Alasdair Gray: A Secretary’s Biography

Here’s the blurbs about my biography of Alasdair Gray as put together by Bloomsbury. Newsflash: this book is going to be re-released as an ebook later in 2o12. Watch this space for details.



Rodge’s personal biography of the Scottish author and artist Alasdair Gray was published in September 2008 in hardback and published in paperback in September 2009. It was the winner of the prestigious Somerset Maugham Award for Non-Fiction 2009 and was nominated for the Scottish Arts Council Book of the Year Award in the same year. The book was also widely reviewed, receiving positive notices in publications as diverse as Time magazine, the Financial Times, Scottish Review of Books, London Review of Books, Times Literary Supplement and The Guardian. Reviews in The Observer , Scotland on Sunday and The Spectator were much more critical.

Below: please find a now out-of-date ‘Note About Subject and Biographer’ explaining how the biography came to be. This is an extract from the original Bloomsbury blurb:

Alasdair Gray, writer and painter, is now 73. He has always intended to write his autobiography, and sometimes still talks about it, but Gray is a busy man with a full diary. When this book was begun in early 2005 he was working on several projects: a political pamphlet called How We Should Rule Ourselves due in time for the spring election of that year, a book on his artwork called A Life in Pictures due to be finished by the end of 2005 (later delayed), and a novel which became Old Men in Love (released October 2007). He was also engaged on the biggest commission of his life, the mural at the Oran Mor Arts Centre, initially supposed to take until 2008/9 – now likely to take longer.

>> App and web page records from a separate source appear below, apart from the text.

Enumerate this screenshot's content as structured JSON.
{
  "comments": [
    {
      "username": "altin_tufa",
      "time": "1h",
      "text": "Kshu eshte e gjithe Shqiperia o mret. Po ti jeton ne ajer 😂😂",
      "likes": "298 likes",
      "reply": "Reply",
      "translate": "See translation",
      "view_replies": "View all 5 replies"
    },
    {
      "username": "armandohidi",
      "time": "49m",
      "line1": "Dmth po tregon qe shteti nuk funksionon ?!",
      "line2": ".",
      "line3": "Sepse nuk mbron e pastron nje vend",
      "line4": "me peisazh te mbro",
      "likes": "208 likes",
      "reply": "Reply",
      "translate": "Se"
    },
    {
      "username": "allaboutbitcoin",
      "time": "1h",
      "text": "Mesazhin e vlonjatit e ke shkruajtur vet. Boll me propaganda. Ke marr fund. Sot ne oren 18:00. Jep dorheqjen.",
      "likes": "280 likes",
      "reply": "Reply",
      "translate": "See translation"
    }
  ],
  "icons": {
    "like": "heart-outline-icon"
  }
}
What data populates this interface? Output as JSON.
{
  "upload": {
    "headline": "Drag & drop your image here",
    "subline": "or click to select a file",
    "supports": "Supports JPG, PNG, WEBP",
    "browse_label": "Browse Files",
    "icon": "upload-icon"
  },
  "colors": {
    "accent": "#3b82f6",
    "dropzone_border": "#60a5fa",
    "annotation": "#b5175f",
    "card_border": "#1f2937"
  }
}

Already the victim of one heart attack, Gray cheerfully suggested he may not survive to write the book of his life and rather liked the idea of Glass taking on the job, with his co-operation (but not control), before he went “ga-ga” (his expression) – on the condition that should he get round to it himself one day, he should have the power to re-use direct quotations from his own writing and conversation. This was granted.

Rodge Glass, 30, is now a novelist (No Fireworks, 2005, Hope for Newborns, 2008)) but wasn’t when he first encountered Gray in a Glasgow pub in 1998. Since then, while pursuing his own writing ambitions, he has filled many roles in the life of the writer/artist. For several years he took dictation whenever and wherever asked: whether Gray was in bed, in hospital or drinking soup cold from the can he was there with a pad or a laptop, awaiting instructions. Over the last ten years he has also been barman, tutee, secretary, signature forger, driver, researcher, advisor, chief technology negotiator, tea-maker and paperboy, with varying degrees of success. In this book Glass attempts one more role – biographer.


This book was published in hardback on September 8th 2008, in paperback in September 2009, and was widely reviewed, by everyone from Time Magazine to the The Scotsman to Jonathan Coe in the London Review of Books. The vast majority of these were good, and the book won the 2009 Somerset Maugham Award for Non-Fiction. Suspiciously enough, Alasdair himself even reviewed it in The Guardian, and gave a general thumbs up (with a few small complaints…) A sample of the reviews can be found here:

Karl Miller in the Times Literary Supplement– ‘Faustian Fun with Alasdair Gray’
Allan Massie in The Scotsman – ‘Shades of Gray’
Ian Sansom in The Guardian – ‘It Didn’t Seem Like Much Fun at the Time’,
Lewis Jones in the Financial Times – ‘Old Man in Penury’
Michael Brunton in Time Magazine – ‘Shades of Gray’
and Alasdair’s own assessment of reading his life in print – ‘Be My Boswell!’

These are all generally positive, but you’ll find a couple of spikier assessments below:

James Purdon in The Observer– ‘In Shades of Gray’
Andro Linklater in The Spectator – ‘Perhaps the Greatest?’